### [WHAT IS EXPECTED]
Tell me how many lines in the entries below contain the word "Calcular"; reply with the number and nothing else.

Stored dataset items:

******************************

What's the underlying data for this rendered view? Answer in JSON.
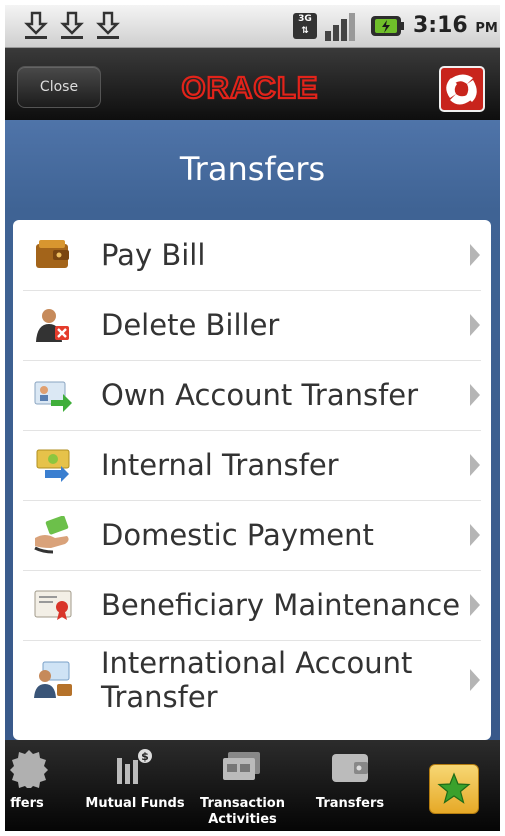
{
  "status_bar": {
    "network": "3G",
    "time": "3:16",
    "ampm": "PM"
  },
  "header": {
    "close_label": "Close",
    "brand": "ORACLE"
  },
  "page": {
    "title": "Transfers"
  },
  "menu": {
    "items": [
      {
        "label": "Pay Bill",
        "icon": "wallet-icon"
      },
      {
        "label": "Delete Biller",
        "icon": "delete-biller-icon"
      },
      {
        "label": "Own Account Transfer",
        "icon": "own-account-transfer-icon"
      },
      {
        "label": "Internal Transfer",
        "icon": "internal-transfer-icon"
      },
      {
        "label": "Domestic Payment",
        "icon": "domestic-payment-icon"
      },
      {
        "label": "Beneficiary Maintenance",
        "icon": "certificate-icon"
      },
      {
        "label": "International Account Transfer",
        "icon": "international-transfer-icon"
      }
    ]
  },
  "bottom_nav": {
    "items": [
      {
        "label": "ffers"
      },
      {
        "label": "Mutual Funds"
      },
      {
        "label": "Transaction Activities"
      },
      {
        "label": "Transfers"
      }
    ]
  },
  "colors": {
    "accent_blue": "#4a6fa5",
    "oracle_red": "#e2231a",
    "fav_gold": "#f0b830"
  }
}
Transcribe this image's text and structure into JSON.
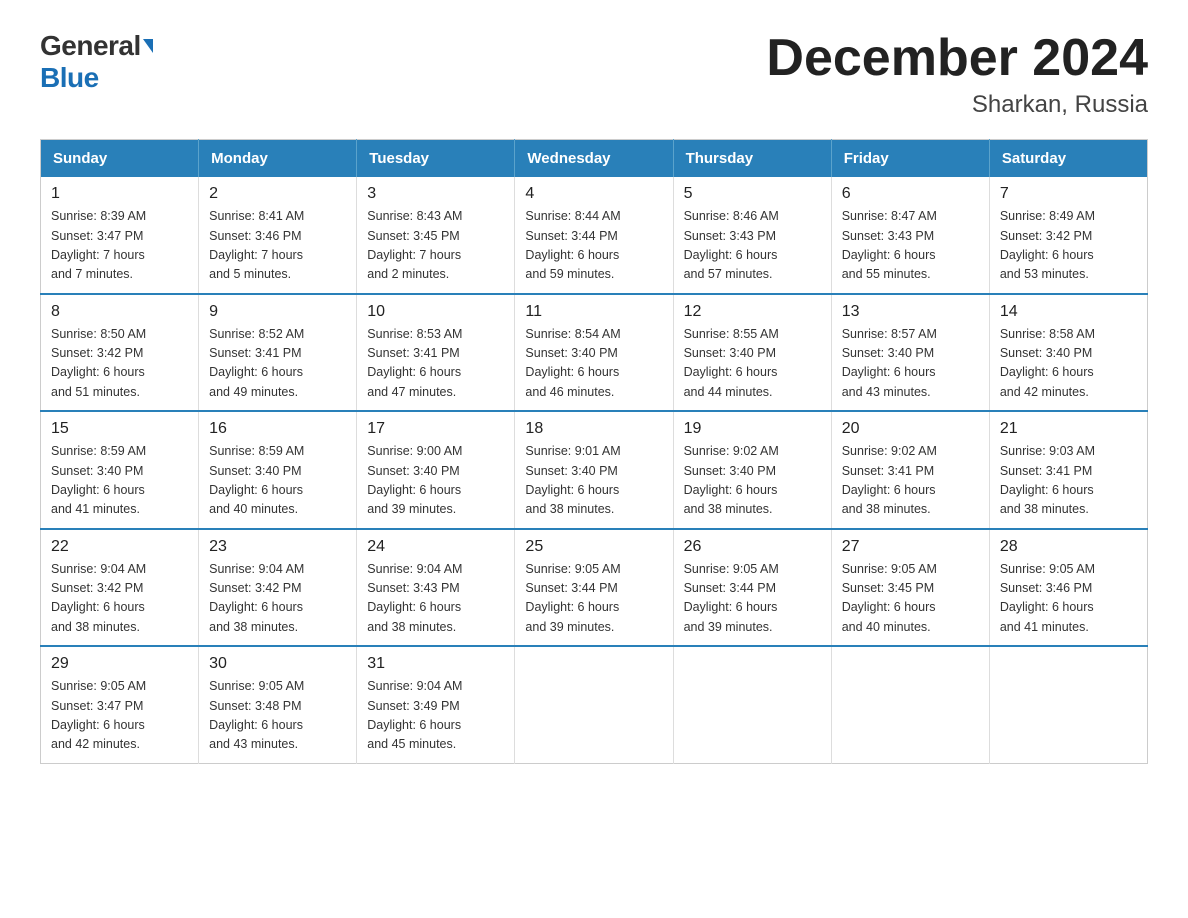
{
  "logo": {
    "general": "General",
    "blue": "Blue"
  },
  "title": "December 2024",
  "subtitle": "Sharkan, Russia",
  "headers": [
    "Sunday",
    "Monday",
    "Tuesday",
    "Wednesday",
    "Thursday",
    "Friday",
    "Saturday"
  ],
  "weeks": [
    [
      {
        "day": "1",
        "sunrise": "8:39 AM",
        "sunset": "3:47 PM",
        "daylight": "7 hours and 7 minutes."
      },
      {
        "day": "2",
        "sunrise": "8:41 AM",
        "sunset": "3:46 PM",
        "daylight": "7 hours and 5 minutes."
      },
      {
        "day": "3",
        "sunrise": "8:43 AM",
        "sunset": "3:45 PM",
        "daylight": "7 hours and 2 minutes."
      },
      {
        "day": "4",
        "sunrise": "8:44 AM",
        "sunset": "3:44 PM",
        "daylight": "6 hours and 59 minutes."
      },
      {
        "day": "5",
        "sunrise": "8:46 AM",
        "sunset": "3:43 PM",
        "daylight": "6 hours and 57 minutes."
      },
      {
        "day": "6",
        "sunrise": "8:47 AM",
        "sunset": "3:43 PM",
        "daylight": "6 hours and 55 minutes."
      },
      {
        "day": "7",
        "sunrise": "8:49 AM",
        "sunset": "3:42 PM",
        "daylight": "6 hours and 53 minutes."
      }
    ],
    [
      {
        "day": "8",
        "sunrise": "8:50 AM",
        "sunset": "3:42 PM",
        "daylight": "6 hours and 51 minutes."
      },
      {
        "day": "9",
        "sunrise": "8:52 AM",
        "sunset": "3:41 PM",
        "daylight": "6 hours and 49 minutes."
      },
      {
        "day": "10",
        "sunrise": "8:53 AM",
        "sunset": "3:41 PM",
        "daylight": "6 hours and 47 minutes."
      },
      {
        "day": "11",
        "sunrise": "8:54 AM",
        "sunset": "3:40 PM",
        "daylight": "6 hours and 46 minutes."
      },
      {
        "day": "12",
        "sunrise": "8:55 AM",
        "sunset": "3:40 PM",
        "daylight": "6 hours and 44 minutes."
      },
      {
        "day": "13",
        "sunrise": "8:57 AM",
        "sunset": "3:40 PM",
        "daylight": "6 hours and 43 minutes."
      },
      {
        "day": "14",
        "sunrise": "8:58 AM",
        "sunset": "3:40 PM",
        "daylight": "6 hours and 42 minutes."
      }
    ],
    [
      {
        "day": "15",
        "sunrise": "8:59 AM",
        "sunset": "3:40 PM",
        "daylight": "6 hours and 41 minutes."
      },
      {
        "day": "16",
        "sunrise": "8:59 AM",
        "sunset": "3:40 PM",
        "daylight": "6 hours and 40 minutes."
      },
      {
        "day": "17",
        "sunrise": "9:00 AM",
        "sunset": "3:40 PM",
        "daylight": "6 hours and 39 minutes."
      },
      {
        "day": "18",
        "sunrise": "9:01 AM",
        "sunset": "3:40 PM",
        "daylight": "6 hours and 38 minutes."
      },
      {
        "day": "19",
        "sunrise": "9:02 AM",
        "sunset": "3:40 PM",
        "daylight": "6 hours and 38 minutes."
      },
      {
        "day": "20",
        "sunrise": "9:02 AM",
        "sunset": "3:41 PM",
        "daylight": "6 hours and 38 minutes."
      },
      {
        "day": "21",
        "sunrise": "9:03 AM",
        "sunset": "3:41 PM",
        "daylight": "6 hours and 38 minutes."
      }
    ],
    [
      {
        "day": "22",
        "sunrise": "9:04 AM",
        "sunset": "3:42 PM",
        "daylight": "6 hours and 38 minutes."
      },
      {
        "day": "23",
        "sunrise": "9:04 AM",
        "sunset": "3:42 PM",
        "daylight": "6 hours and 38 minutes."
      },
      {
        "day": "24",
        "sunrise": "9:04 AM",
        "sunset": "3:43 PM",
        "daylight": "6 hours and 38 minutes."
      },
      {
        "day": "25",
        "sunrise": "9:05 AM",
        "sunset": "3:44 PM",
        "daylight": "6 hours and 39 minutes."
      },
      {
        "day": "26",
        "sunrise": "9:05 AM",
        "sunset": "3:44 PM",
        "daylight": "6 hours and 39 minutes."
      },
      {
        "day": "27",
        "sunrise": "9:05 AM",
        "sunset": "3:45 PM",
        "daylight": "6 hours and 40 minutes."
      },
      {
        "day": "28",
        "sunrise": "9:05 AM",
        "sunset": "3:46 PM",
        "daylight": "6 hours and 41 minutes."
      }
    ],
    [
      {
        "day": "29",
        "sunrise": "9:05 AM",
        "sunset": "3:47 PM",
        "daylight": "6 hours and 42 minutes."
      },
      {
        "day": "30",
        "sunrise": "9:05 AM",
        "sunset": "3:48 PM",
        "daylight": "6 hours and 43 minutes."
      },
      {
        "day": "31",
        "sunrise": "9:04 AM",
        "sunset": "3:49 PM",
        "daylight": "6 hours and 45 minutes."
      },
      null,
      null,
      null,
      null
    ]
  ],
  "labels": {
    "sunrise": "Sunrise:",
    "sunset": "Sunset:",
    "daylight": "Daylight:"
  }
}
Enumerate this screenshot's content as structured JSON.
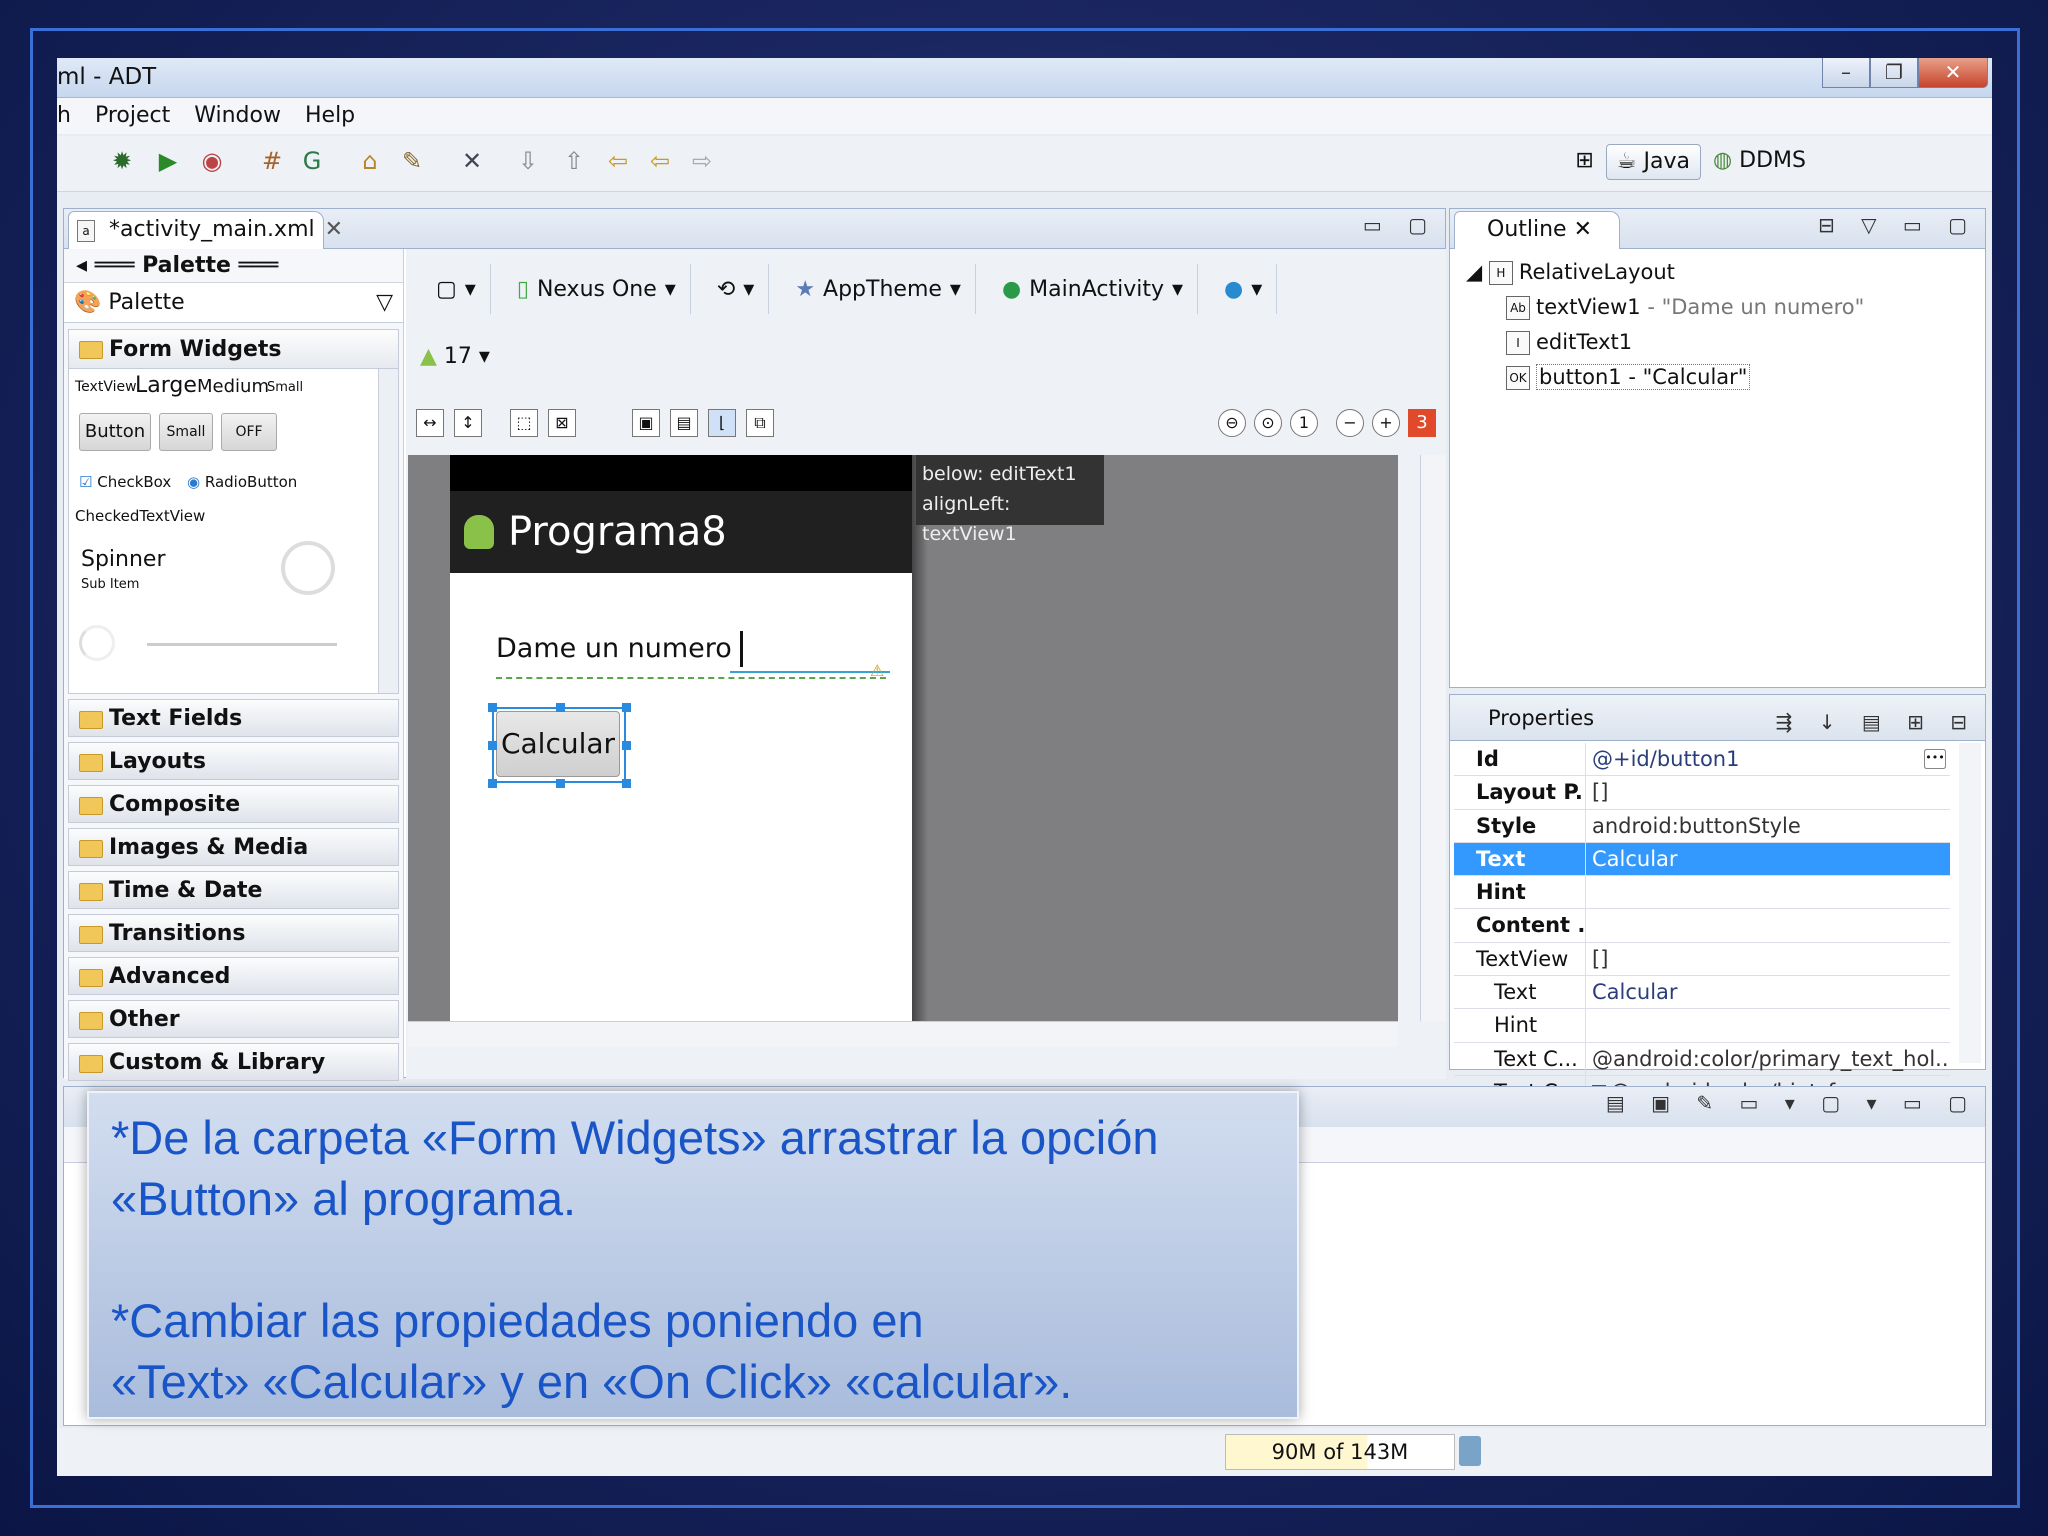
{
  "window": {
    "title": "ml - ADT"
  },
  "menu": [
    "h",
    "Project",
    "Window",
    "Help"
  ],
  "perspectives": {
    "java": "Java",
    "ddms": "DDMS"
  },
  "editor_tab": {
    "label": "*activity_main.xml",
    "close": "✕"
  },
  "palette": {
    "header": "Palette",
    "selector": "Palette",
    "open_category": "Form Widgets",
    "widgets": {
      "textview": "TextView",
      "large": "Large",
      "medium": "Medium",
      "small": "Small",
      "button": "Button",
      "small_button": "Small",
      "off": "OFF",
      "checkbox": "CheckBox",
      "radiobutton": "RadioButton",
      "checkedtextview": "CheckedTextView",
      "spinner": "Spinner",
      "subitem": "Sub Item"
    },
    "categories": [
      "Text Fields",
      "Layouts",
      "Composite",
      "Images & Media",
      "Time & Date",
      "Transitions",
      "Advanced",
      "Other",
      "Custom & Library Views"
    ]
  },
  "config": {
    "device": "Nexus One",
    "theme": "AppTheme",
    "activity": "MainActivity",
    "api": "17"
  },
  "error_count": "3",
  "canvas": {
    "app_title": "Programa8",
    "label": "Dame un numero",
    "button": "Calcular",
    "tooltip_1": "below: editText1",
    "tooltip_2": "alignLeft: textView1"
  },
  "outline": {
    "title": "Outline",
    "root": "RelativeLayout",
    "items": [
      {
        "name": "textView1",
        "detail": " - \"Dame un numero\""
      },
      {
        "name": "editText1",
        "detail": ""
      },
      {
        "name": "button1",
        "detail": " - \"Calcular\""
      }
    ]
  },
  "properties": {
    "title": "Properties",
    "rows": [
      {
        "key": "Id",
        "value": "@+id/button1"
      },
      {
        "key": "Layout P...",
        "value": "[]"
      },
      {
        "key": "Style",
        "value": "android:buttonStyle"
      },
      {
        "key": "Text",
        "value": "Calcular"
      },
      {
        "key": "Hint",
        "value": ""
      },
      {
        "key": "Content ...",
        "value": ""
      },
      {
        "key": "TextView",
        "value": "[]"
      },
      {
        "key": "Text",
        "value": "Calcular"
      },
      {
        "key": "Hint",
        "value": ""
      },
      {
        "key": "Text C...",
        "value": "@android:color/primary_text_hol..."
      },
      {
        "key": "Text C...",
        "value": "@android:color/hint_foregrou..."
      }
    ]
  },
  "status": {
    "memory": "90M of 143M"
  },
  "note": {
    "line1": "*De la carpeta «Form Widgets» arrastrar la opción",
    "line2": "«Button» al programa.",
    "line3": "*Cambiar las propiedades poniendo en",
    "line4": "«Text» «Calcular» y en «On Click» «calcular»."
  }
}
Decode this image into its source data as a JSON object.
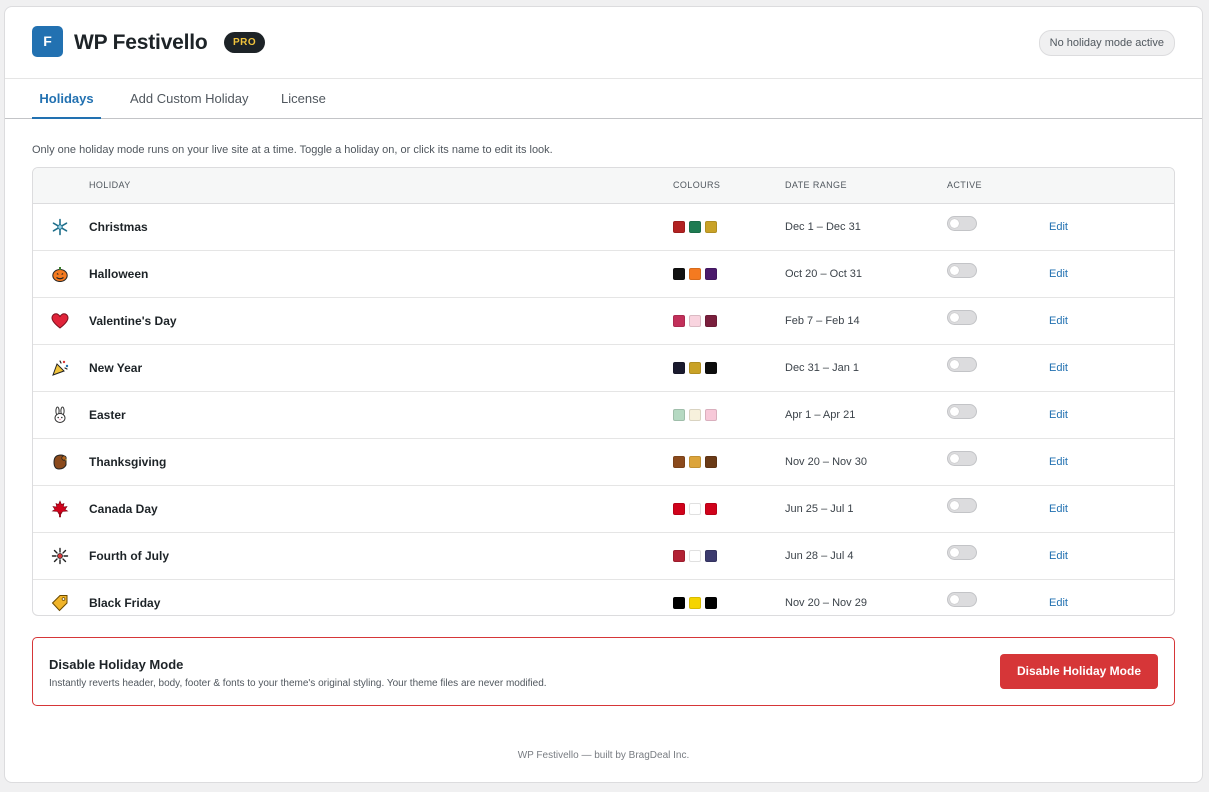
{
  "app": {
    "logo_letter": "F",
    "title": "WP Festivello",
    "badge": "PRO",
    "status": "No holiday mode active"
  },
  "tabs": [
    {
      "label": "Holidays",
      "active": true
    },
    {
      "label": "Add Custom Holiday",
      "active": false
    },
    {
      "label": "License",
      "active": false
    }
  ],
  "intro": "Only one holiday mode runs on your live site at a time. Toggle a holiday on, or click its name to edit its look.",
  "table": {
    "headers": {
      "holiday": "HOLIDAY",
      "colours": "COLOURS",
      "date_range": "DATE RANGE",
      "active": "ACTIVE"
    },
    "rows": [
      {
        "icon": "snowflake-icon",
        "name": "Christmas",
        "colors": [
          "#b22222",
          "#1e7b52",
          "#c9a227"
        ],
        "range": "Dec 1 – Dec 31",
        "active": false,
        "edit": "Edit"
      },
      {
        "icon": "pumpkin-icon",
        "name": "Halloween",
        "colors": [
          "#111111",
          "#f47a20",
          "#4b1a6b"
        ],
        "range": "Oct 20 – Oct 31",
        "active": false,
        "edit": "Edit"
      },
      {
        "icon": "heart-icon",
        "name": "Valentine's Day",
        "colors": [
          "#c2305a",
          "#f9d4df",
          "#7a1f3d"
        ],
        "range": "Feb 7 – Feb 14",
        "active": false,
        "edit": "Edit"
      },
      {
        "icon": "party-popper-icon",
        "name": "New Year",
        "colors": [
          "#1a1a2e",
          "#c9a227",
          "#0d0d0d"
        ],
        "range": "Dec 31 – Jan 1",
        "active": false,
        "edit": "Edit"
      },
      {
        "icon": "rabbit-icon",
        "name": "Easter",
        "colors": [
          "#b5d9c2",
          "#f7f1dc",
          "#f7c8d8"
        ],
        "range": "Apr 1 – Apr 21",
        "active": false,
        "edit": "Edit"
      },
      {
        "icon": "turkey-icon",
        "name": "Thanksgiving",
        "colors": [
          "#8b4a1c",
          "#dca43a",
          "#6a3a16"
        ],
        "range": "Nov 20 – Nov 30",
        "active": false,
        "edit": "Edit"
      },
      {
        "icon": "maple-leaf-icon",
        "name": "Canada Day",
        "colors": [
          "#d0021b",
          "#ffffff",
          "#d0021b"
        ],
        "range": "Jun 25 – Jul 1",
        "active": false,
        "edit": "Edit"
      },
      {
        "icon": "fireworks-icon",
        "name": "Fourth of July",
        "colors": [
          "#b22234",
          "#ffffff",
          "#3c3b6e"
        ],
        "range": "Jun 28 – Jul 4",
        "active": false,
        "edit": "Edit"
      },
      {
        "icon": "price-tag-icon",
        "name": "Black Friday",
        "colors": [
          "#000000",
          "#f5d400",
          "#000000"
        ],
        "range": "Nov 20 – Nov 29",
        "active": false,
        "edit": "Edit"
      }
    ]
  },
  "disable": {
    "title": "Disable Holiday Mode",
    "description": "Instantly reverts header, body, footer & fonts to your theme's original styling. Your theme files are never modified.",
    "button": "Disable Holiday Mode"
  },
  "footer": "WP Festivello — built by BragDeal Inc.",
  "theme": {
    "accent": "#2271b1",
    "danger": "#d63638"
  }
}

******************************

### [COMPLETED EXERCISE]
5